Bork, Leon Valentin; Rohn, Sascha; Kanzler, Clemens

The browning of plant-based food is commonly understood to result from the enzymatic polymerization of phenolic compounds to pigments, called melanin. However, during the thermal treatment of food, enzymes are deactivated, and non-enzymatic reactions predominate. The extent of the contribution of phenolic compounds to these non-enzymatic reactions has been speculated (“melanin-like vs. melanoidin-like”), but the literature is limited. Therefore, the aim of the present study was to investigate the heat-induced reactions of caffeic acid (CA), para-coumaric acid (CS), ferulic acid (FA), hydrocaffeic acid (HC), and 5-O-caffeoylquinic acid (CGA) under dry conditions. The model systems were characterized by color formation, reactant conversion, and antioxidant properties. Reaction products were analyzed by high-resolution mass spectrometry (HRMS) and nuclear magnetic resonance (NMR) spectroscopy. Decarboxylation could be classified as the driving force for the observed color formation and was significantly impacted by the substitution of the aromatic system. Reaction products were found to contribute to an increase in the antioxidant properties of the model systems.
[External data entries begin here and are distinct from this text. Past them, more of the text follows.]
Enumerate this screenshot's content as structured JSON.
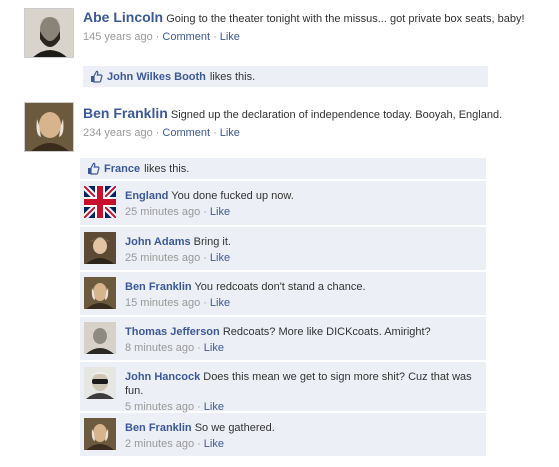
{
  "posts": [
    {
      "author": "Abe Lincoln",
      "text": "Going to the theater tonight with the missus... got private box seats, baby!",
      "time": "145 years ago",
      "comment_label": "Comment",
      "like_label": "Like",
      "liked_by": "John Wilkes Booth",
      "likes_this": "likes this."
    },
    {
      "author": "Ben Franklin",
      "text": "Signed up the declaration of independence today.  Booyah, England.",
      "time": "234 years ago",
      "comment_label": "Comment",
      "like_label": "Like",
      "liked_by": "France",
      "likes_this": "likes this.",
      "comments": [
        {
          "author": "England",
          "text": "You done fucked up now.",
          "time": "25 minutes ago",
          "like_label": "Like"
        },
        {
          "author": "John Adams",
          "text": "Bring it.",
          "time": "25 minutes ago",
          "like_label": "Like"
        },
        {
          "author": "Ben Franklin",
          "text": "You redcoats don't stand a chance.",
          "time": "15 minutes ago",
          "like_label": "Like"
        },
        {
          "author": "Thomas Jefferson",
          "text": "Redcoats?  More like DICKcoats.  Amiright?",
          "time": "8 minutes ago",
          "like_label": "Like"
        },
        {
          "author": "John Hancock",
          "text": "Does this mean we get to sign more shit?  Cuz that was fun.",
          "time": "5 minutes ago",
          "like_label": "Like"
        },
        {
          "author": "Ben Franklin",
          "text": "So we gathered.",
          "time": "2 minutes ago",
          "like_label": "Like"
        }
      ]
    }
  ],
  "colors": {
    "link": "#3b5998",
    "comment_bg": "#eceff5",
    "meta": "#999999"
  }
}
The oligomers described in this study could be incorporated into food melanoidins, contributing to the color and antioxidant properties observed in roasted food rich in phenolic compounds, such as coffee or cocoa.
Published in: Molecules, 10.3390/molecules27217564, MDPI